* [Exercise prompt]: Please write out all the data that follows exactly, without the pictures.

++++ Information given ++++

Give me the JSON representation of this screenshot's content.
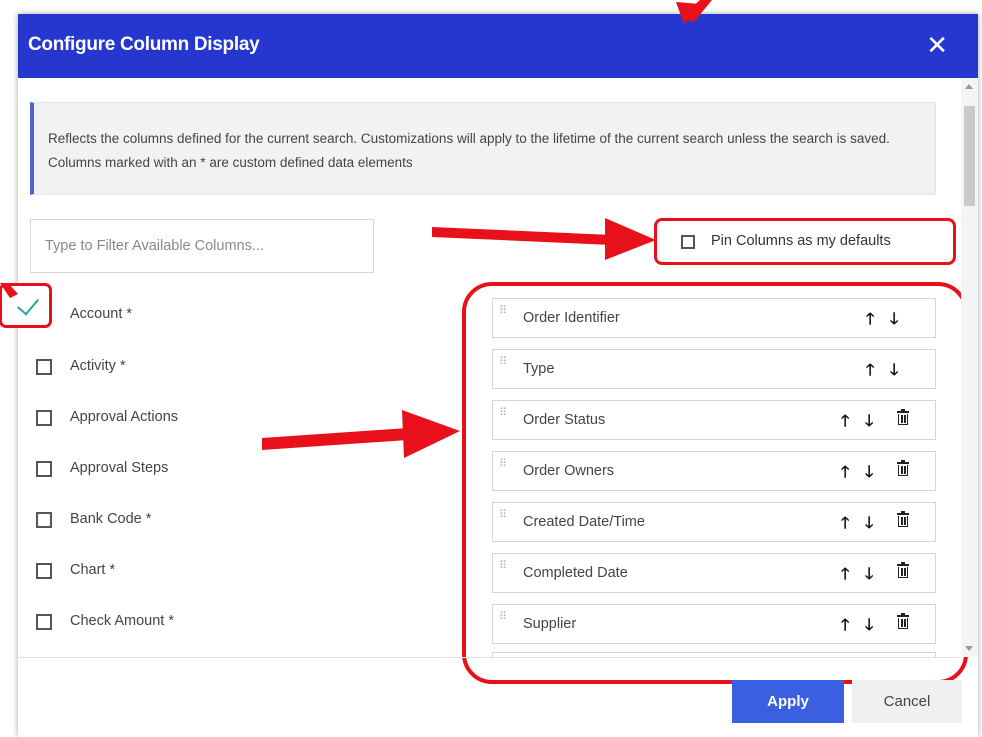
{
  "dialog": {
    "title": "Configure Column Display",
    "close_glyph": "✕",
    "info_text": "Reflects the columns defined for the current search. Customizations will apply to the lifetime of the current search unless the search is saved. Columns marked with an * are custom defined data elements"
  },
  "filter": {
    "placeholder": "Type to Filter Available Columns..."
  },
  "pin_defaults": {
    "label": "Pin Columns as my defaults",
    "checked": false
  },
  "available_columns": [
    {
      "label": "Account *",
      "checked": true
    },
    {
      "label": "Activity *",
      "checked": false
    },
    {
      "label": "Approval Actions",
      "checked": false
    },
    {
      "label": "Approval Steps",
      "checked": false
    },
    {
      "label": "Bank Code *",
      "checked": false
    },
    {
      "label": "Chart *",
      "checked": false
    },
    {
      "label": "Check Amount *",
      "checked": false
    }
  ],
  "selected_columns": [
    {
      "label": "Order Identifier",
      "removable": false
    },
    {
      "label": "Type",
      "removable": false
    },
    {
      "label": "Order Status",
      "removable": true
    },
    {
      "label": "Order Owners",
      "removable": true
    },
    {
      "label": "Created Date/Time",
      "removable": true
    },
    {
      "label": "Completed Date",
      "removable": true
    },
    {
      "label": "Supplier",
      "removable": true
    }
  ],
  "icons": {
    "up": "up-arrow-icon",
    "down": "down-arrow-icon",
    "remove": "trash-icon",
    "drag": "drag-handle-icon",
    "check": "checkmark-icon"
  },
  "glyphs": {
    "up": "🡑",
    "down": "🡓",
    "grip": "⠿"
  },
  "footer": {
    "apply_label": "Apply",
    "cancel_label": "Cancel"
  },
  "colors": {
    "header": "#2537cf",
    "apply": "#3a5fe0",
    "annotation": "#e8101a",
    "check": "#26a69a",
    "info_bar": "#4f63d8"
  }
}
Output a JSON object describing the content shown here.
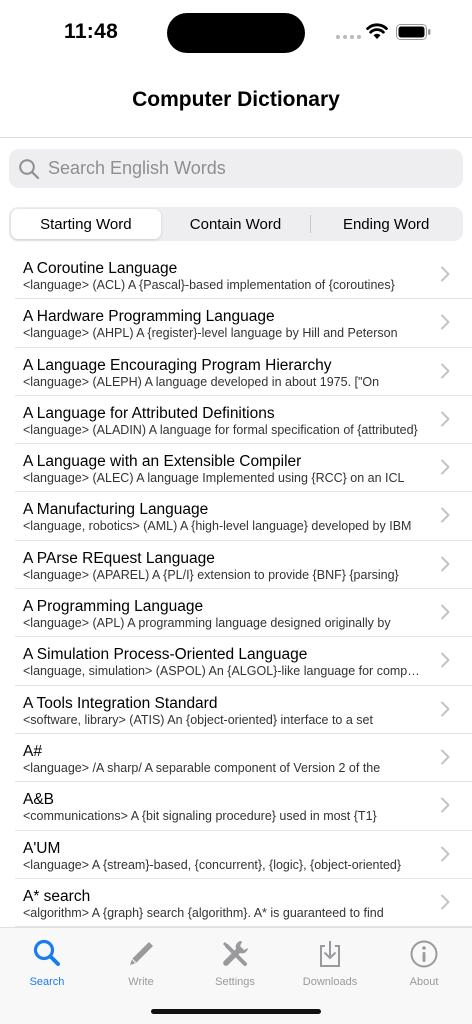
{
  "status": {
    "time": "11:48"
  },
  "nav": {
    "title": "Computer Dictionary"
  },
  "search": {
    "placeholder": "Search English Words",
    "value": ""
  },
  "segments": [
    {
      "label": "Starting Word",
      "selected": true
    },
    {
      "label": "Contain Word",
      "selected": false
    },
    {
      "label": "Ending Word",
      "selected": false
    }
  ],
  "entries": [
    {
      "title": "A Coroutine Language",
      "sub": "<language> (ACL) A {Pascal}-based implementation of {coroutines}"
    },
    {
      "title": "A Hardware Programming Language",
      "sub": "<language> (AHPL) A {register}-level language by Hill and Peterson"
    },
    {
      "title": "A Language Encouraging Program Hierarchy",
      "sub": "<language> (ALEPH) A language developed in about 1975.    [\"On"
    },
    {
      "title": "A Language for Attributed Definitions",
      "sub": "<language> (ALADIN) A language for formal specification of {attributed}"
    },
    {
      "title": "A Language with an Extensible Compiler",
      "sub": "<language> (ALEC) A language Implemented using {RCC} on an ICL"
    },
    {
      "title": "A Manufacturing Language",
      "sub": "<language, robotics> (AML) A {high-level language} developed by IBM"
    },
    {
      "title": "A PArse REquest Language",
      "sub": "<language> (APAREL) A {PL/I} extension to provide {BNF} {parsing}"
    },
    {
      "title": "A Programming Language",
      "sub": "<language> (APL) A programming language designed originally by"
    },
    {
      "title": "A Simulation Process-Oriented Language",
      "sub": "<language, simulation> (ASPOL) An {ALGOL}-like language for computer"
    },
    {
      "title": "A Tools Integration Standard",
      "sub": "<software, library> (ATIS) An {object-oriented} interface to a set"
    },
    {
      "title": "A#",
      "sub": "<language> /A sharp/ A separable component of Version 2 of the"
    },
    {
      "title": "A&B",
      "sub": "<communications> A {bit signaling procedure} used in most {T1}"
    },
    {
      "title": "A'UM",
      "sub": "<language> A {stream}-based, {concurrent}, {logic}, {object-oriented}"
    },
    {
      "title": "A* search",
      "sub": "<algorithm> A {graph} search {algorithm}.  A* is guaranteed to find"
    }
  ],
  "tabs": [
    {
      "label": "Search",
      "icon": "search-icon",
      "active": true
    },
    {
      "label": "Write",
      "icon": "pencil-icon",
      "active": false
    },
    {
      "label": "Settings",
      "icon": "tools-icon",
      "active": false
    },
    {
      "label": "Downloads",
      "icon": "download-icon",
      "active": false
    },
    {
      "label": "About",
      "icon": "info-icon",
      "active": false
    }
  ],
  "colors": {
    "accent": "#1a7cf0",
    "inactive": "#9a9a9e"
  }
}
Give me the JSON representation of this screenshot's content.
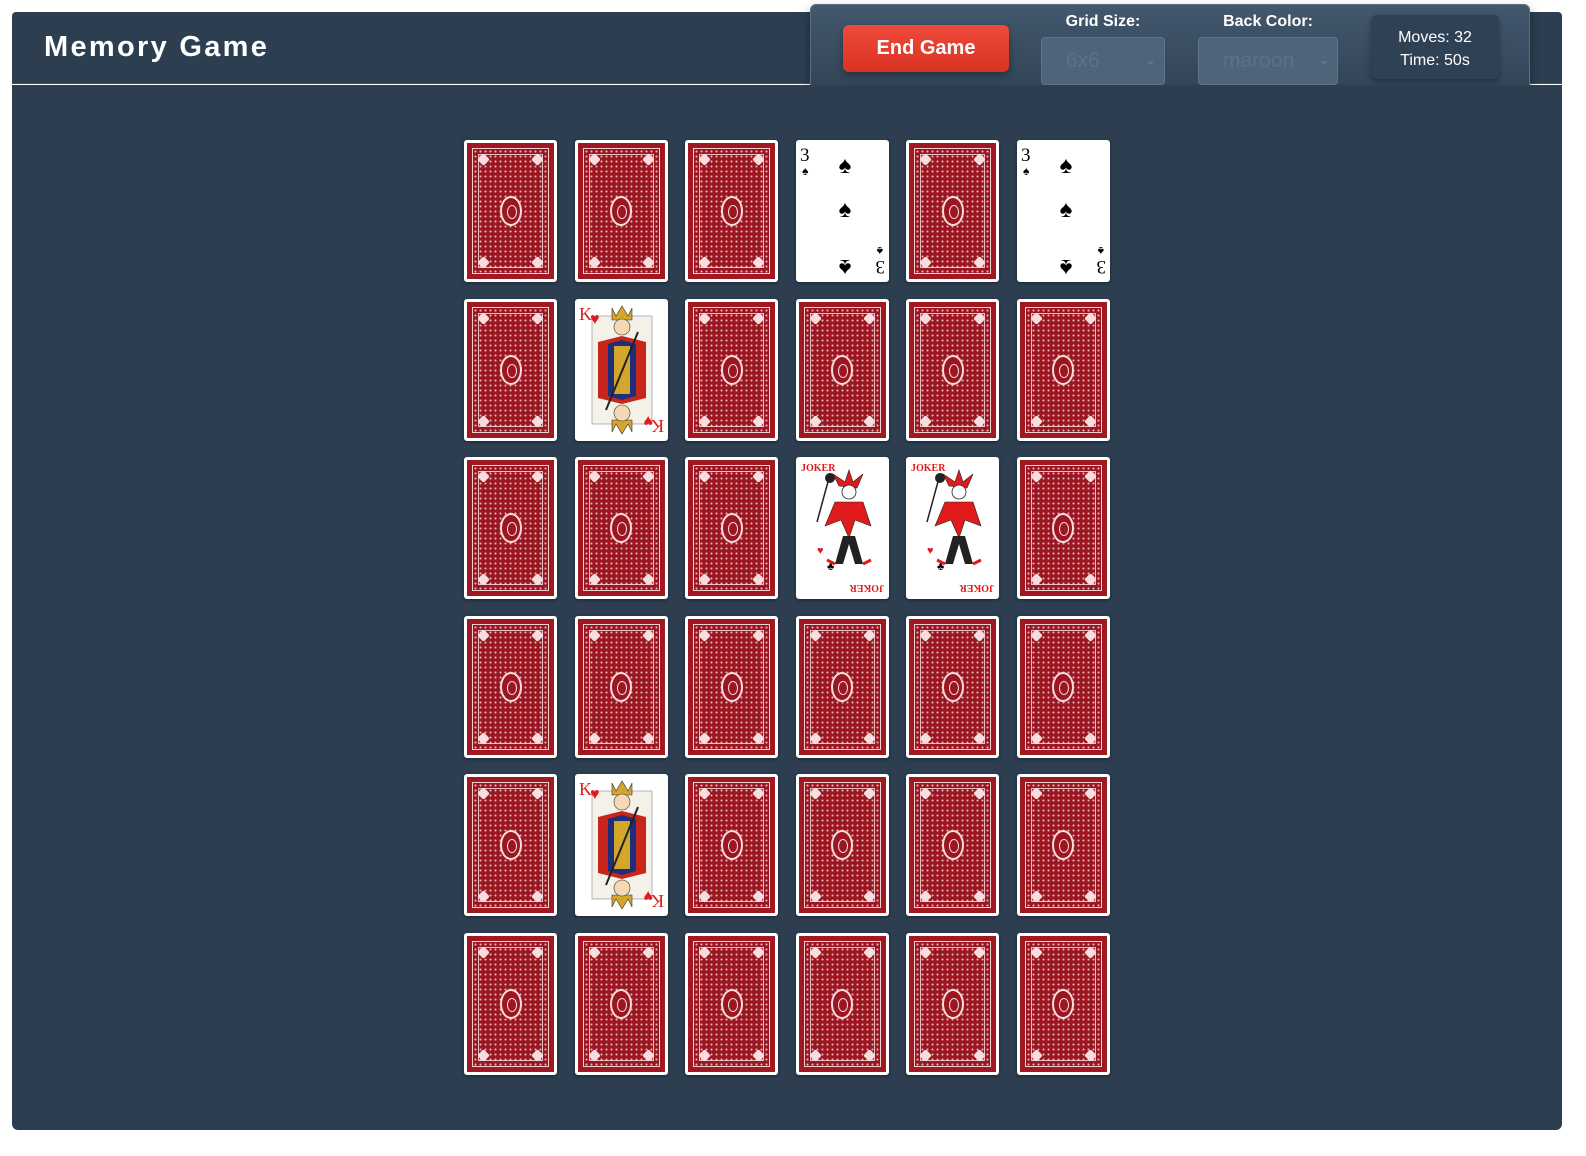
{
  "header": {
    "title": "Memory Game"
  },
  "controls": {
    "end_button_label": "End Game",
    "grid_size_label": "Grid Size:",
    "grid_size_value": "6x6",
    "back_color_label": "Back Color:",
    "back_color_value": "maroon",
    "moves_text": "Moves: 32",
    "time_text": "Time: 50s"
  },
  "board": {
    "back_color": "#a01822",
    "rows": [
      [
        "back",
        "back",
        "back",
        "3-spades",
        "back",
        "3-spades"
      ],
      [
        "back",
        "K-hearts",
        "back",
        "back",
        "back",
        "back"
      ],
      [
        "back",
        "back",
        "back",
        "joker",
        "joker",
        "back"
      ],
      [
        "back",
        "back",
        "back",
        "back",
        "back",
        "back"
      ],
      [
        "back",
        "K-hearts",
        "back",
        "back",
        "back",
        "back"
      ],
      [
        "back",
        "back",
        "back",
        "back",
        "back",
        "back"
      ]
    ]
  },
  "card_faces": {
    "3-spades": {
      "rank": "3",
      "suit": "♠",
      "color": "#000000"
    },
    "K-hearts": {
      "rank": "K",
      "suit": "♥",
      "color": "#e11b1b"
    },
    "joker": {
      "label": "JOKER",
      "color": "#e11b1b"
    }
  }
}
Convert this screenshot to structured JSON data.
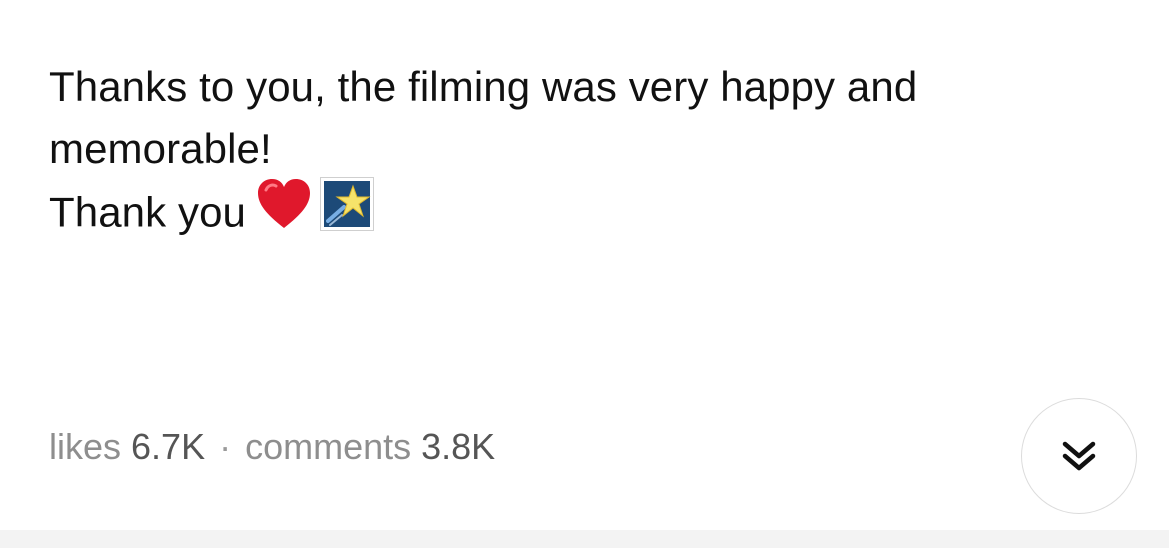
{
  "post": {
    "line1": "Thanks to you, the filming was very happy and",
    "line2": "memorable!",
    "line3": "Thank you",
    "emojis": [
      "red-heart-emoji",
      "shooting-star-emoji"
    ]
  },
  "stats": {
    "likes_label": "likes",
    "likes_value": "6.7K",
    "separator": "·",
    "comments_label": "comments",
    "comments_value": "3.8K"
  },
  "controls": {
    "expand_icon": "double-chevron-down-icon"
  },
  "colors": {
    "text": "#111111",
    "muted_label": "#8e8e8e",
    "stat_value": "#555555",
    "heart": "#e0182c",
    "star_tile_bg": "#1d4a78",
    "star": "#f6e36a",
    "button_border": "#dcdcdc",
    "bottom_bar": "#f3f3f3"
  }
}
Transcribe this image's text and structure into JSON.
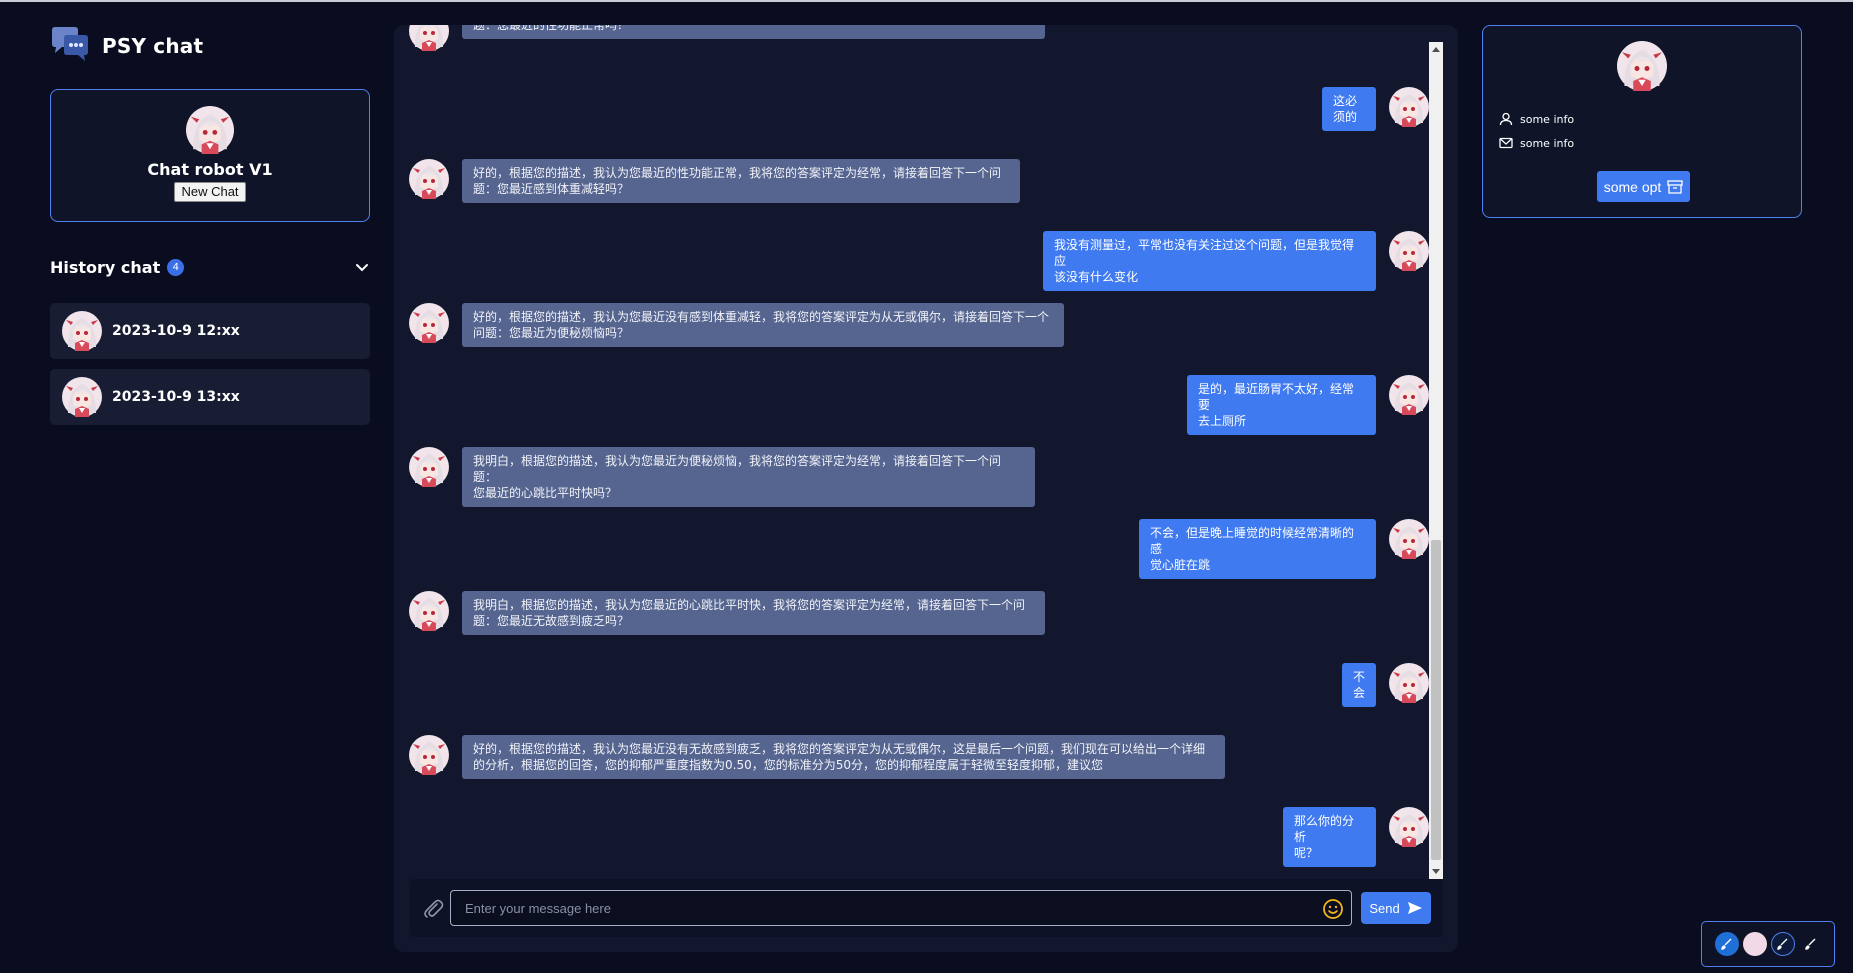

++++

* [Solution]:
Give me the JSON representation of this screenshot's content.
{
  "dialog": {
    "title": "Configure Column Display",
    "close_glyph": "✕",
    "info_text": "Reflects the columns defined for the current search. Customizations will apply to the lifetime of the current search unless the search is saved. Columns marked with an * are custom defined data elements"
  },
  "filter": {
    "placeholder": "Type to Filter Available Columns..."
  },
  "pin_defaults": {
    "label": "Pin Columns as my defaults",
    "checked": false
  },
  "available_columns": [
    {
      "label": "Account *",
      "checked": true
    },
    {
      "label": "Activity *",
      "checked": false
    },
    {
      "label": "Approval Actions",
      "checked": false
    },
    {
      "label": "Approval Steps",
      "checked": false
    },
    {
      "label": "Bank Code *",
      "checked": false
    },
    {
      "label": "Chart *",
      "checked": false
    },
    {
      "label": "Check Amount *",
      "checked": false
    }
  ],
  "selected_columns": [
    {
      "label": "Order Identifier",
      "removable": false
    },
    {
      "label": "Type",
      "removable": false
    },
    {
      "label": "Order Status",
      "removable": true
    },
    {
      "label": "Order Owners",
      "removable": true
    },
    {
      "label": "Created Date/Time",
      "removable": true
    },
    {
      "label": "Completed Date",
      "removable": true
    },
    {
      "label": "Supplier",
      "removable": true
    }
  ],
  "icons": {
    "up": "up-arrow-icon",
    "down": "down-arrow-icon",
    "remove": "trash-icon",
    "drag": "drag-handle-icon",
    "check": "checkmark-icon"
  },
  "glyphs": {
    "up": "🡑",
    "down": "🡓",
    "grip": "⠿"
  },
  "footer": {
    "apply_label": "Apply",
    "cancel_label": "Cancel"
  },
  "colors": {
    "header": "#2537cf",
    "apply": "#3a5fe0",
    "annotation": "#e8101a",
    "check": "#26a69a",
    "info_bar": "#4f63d8"
  }
}
Output a JSON object describing the content shown here.
{
  "status": {
    "time": "11:48"
  },
  "nav": {
    "title": "Computer Dictionary"
  },
  "search": {
    "placeholder": "Search English Words",
    "value": ""
  },
  "segments": [
    {
      "label": "Starting Word",
      "selected": true
    },
    {
      "label": "Contain Word",
      "selected": false
    },
    {
      "label": "Ending Word",
      "selected": false
    }
  ],
  "entries": [
    {
      "title": "A Coroutine Language",
      "sub": "<language> (ACL) A {Pascal}-based implementation of {coroutines}"
    },
    {
      "title": "A Hardware Programming Language",
      "sub": "<language> (AHPL) A {register}-level language by Hill and Peterson"
    },
    {
      "title": "A Language Encouraging Program Hierarchy",
      "sub": "<language> (ALEPH) A language developed in about 1975.    [\"On"
    },
    {
      "title": "A Language for Attributed Definitions",
      "sub": "<language> (ALADIN) A language for formal specification of {attributed}"
    },
    {
      "title": "A Language with an Extensible Compiler",
      "sub": "<language> (ALEC) A language Implemented using {RCC} on an ICL"
    },
    {
      "title": "A Manufacturing Language",
      "sub": "<language, robotics> (AML) A {high-level language} developed by IBM"
    },
    {
      "title": "A PArse REquest Language",
      "sub": "<language> (APAREL) A {PL/I} extension to provide {BNF} {parsing}"
    },
    {
      "title": "A Programming Language",
      "sub": "<language> (APL) A programming language designed originally by"
    },
    {
      "title": "A Simulation Process-Oriented Language",
      "sub": "<language, simulation> (ASPOL) An {ALGOL}-like language for computer"
    },
    {
      "title": "A Tools Integration Standard",
      "sub": "<software, library> (ATIS) An {object-oriented} interface to a set"
    },
    {
      "title": "A#",
      "sub": "<language> /A sharp/ A separable component of Version 2 of the"
    },
    {
      "title": "A&B",
      "sub": "<communications> A {bit signaling procedure} used in most {T1}"
    },
    {
      "title": "A'UM",
      "sub": "<language> A {stream}-based, {concurrent}, {logic}, {object-oriented}"
    },
    {
      "title": "A* search",
      "sub": "<algorithm> A {graph} search {algorithm}.  A* is guaranteed to find"
    }
  ],
  "tabs": [
    {
      "label": "Search",
      "icon": "search-icon",
      "active": true
    },
    {
      "label": "Write",
      "icon": "pencil-icon",
      "active": false
    },
    {
      "label": "Settings",
      "icon": "tools-icon",
      "active": false
    },
    {
      "label": "Downloads",
      "icon": "download-icon",
      "active": false
    },
    {
      "label": "About",
      "icon": "info-icon",
      "active": false
    }
  ],
  "colors": {
    "accent": "#1a7cf0",
    "inactive": "#9a9a9e"
  }
}
Give me the JSON representation of this screenshot's content.
{
  "header": {
    "title": "Memory Game"
  },
  "controls": {
    "end_button_label": "End Game",
    "grid_size_label": "Grid Size:",
    "grid_size_value": "6x6",
    "back_color_label": "Back Color:",
    "back_color_value": "maroon",
    "moves_text": "Moves: 32",
    "time_text": "Time: 50s"
  },
  "board": {
    "back_color": "#a01822",
    "rows": [
      [
        "back",
        "back",
        "back",
        "3-spades",
        "back",
        "3-spades"
      ],
      [
        "back",
        "K-hearts",
        "back",
        "back",
        "back",
        "back"
      ],
      [
        "back",
        "back",
        "back",
        "joker",
        "joker",
        "back"
      ],
      [
        "back",
        "back",
        "back",
        "back",
        "back",
        "back"
      ],
      [
        "back",
        "K-hearts",
        "back",
        "back",
        "back",
        "back"
      ],
      [
        "back",
        "back",
        "back",
        "back",
        "back",
        "back"
      ]
    ]
  },
  "card_faces": {
    "3-spades": {
      "rank": "3",
      "suit": "♠",
      "color": "#000000"
    },
    "K-hearts": {
      "rank": "K",
      "suit": "♥",
      "color": "#e11b1b"
    },
    "joker": {
      "label": "JOKER",
      "color": "#e11b1b"
    }
  }
}
Convert this screenshot to structured JSON data.
{
  "post": {
    "line1": "Thanks to you, the filming was very happy and",
    "line2": "memorable!",
    "line3": "Thank you",
    "emojis": [
      "red-heart-emoji",
      "shooting-star-emoji"
    ]
  },
  "stats": {
    "likes_label": "likes",
    "likes_value": "6.7K",
    "separator": "·",
    "comments_label": "comments",
    "comments_value": "3.8K"
  },
  "controls": {
    "expand_icon": "double-chevron-down-icon"
  },
  "colors": {
    "text": "#111111",
    "muted_label": "#8e8e8e",
    "stat_value": "#555555",
    "heart": "#e0182c",
    "star_tile_bg": "#1d4a78",
    "star": "#f6e36a",
    "button_border": "#dcdcdc",
    "bottom_bar": "#f3f3f3"
  }
}
Transcribe this image's text and structure into JSON.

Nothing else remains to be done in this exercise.